*Brief*. Each record below needs to be written out exactly as it appears.

*Task inputs*.
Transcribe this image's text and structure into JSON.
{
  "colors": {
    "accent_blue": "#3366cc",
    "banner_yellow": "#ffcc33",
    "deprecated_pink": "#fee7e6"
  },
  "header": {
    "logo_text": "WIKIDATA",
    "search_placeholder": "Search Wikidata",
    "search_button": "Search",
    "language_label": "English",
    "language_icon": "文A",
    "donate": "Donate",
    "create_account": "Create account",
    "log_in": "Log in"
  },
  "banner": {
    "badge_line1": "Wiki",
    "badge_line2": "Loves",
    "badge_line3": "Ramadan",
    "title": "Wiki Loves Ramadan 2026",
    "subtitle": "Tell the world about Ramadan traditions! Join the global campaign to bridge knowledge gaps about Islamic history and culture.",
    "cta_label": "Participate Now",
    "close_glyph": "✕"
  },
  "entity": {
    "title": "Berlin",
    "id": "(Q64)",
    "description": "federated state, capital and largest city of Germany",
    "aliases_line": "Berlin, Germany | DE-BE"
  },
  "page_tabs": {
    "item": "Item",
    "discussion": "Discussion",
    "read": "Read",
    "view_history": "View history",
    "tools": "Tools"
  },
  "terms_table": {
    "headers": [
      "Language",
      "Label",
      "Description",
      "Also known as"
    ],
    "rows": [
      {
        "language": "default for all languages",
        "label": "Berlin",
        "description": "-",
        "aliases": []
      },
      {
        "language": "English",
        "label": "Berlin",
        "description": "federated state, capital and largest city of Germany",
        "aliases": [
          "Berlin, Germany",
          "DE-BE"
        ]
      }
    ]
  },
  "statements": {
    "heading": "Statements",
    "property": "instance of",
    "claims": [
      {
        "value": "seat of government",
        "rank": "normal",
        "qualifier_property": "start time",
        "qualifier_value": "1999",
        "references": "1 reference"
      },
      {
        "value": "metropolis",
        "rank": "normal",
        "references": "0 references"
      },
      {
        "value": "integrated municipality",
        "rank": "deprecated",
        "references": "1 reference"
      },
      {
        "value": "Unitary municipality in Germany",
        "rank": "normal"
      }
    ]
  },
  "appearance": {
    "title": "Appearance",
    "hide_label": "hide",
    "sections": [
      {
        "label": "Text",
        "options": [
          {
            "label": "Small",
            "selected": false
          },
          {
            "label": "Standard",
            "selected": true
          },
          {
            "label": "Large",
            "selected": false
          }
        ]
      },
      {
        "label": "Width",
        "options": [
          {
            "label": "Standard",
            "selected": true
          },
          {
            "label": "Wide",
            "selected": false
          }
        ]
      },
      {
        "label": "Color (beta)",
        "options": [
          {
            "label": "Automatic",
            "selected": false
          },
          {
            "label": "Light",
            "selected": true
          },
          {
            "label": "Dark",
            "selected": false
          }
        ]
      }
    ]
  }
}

*Result below*.
Transcribe this image's text and structure into JSON.
{
  "colors": {
    "accent_blue": "#3366cc",
    "banner_yellow": "#ffcc33",
    "deprecated_pink": "#fee7e6"
  },
  "header": {
    "logo_text": "WIKIDATA",
    "search_placeholder": "Search Wikidata",
    "search_button": "Search",
    "language_label": "English",
    "language_icon": "文A",
    "donate": "Donate",
    "create_account": "Create account",
    "log_in": "Log in"
  },
  "banner": {
    "badge_line1": "Wiki",
    "badge_line2": "Loves",
    "badge_line3": "Ramadan",
    "title": "Wiki Loves Ramadan 2026",
    "subtitle": "Tell the world about Ramadan traditions! Join the global campaign to bridge knowledge gaps about Islamic history and culture.",
    "cta_label": "Participate Now",
    "close_glyph": "✕"
  },
  "entity": {
    "title": "Berlin",
    "id": "(Q64)",
    "description": "federated state, capital and largest city of Germany",
    "aliases_line": "Berlin, Germany | DE-BE"
  },
  "page_tabs": {
    "item": "Item",
    "discussion": "Discussion",
    "read": "Read",
    "view_history": "View history",
    "tools": "Tools"
  },
  "terms_table": {
    "headers": [
      "Language",
      "Label",
      "Description",
      "Also known as"
    ],
    "rows": [
      {
        "language": "default for all languages",
        "label": "Berlin",
        "description": "-",
        "aliases": []
      },
      {
        "language": "English",
        "label": "Berlin",
        "description": "federated state, capital and largest city of Germany",
        "aliases": [
          "Berlin, Germany",
          "DE-BE"
        ]
      }
    ]
  },
  "statements": {
    "heading": "Statements",
    "property": "instance of",
    "claims": [
      {
        "value": "seat of government",
        "rank": "normal",
        "qualifier_property": "start time",
        "qualifier_value": "1999",
        "references": "1 reference"
      },
      {
        "value": "metropolis",
        "rank": "normal",
        "references": "0 references"
      },
      {
        "value": "integrated municipality",
        "rank": "deprecated",
        "references": "1 reference"
      },
      {
        "value": "Unitary municipality in Germany",
        "rank": "normal"
      }
    ]
  },
  "appearance": {
    "title": "Appearance",
    "hide_label": "hide",
    "sections": [
      {
        "label": "Text",
        "options": [
          {
            "label": "Small",
            "selected": false
          },
          {
            "label": "Standard",
            "selected": true
          },
          {
            "label": "Large",
            "selected": false
          }
        ]
      },
      {
        "label": "Width",
        "options": [
          {
            "label": "Standard",
            "selected": true
          },
          {
            "label": "Wide",
            "selected": false
          }
        ]
      },
      {
        "label": "Color (beta)",
        "options": [
          {
            "label": "Automatic",
            "selected": false
          },
          {
            "label": "Light",
            "selected": true
          },
          {
            "label": "Dark",
            "selected": false
          }
        ]
      }
    ]
  }
}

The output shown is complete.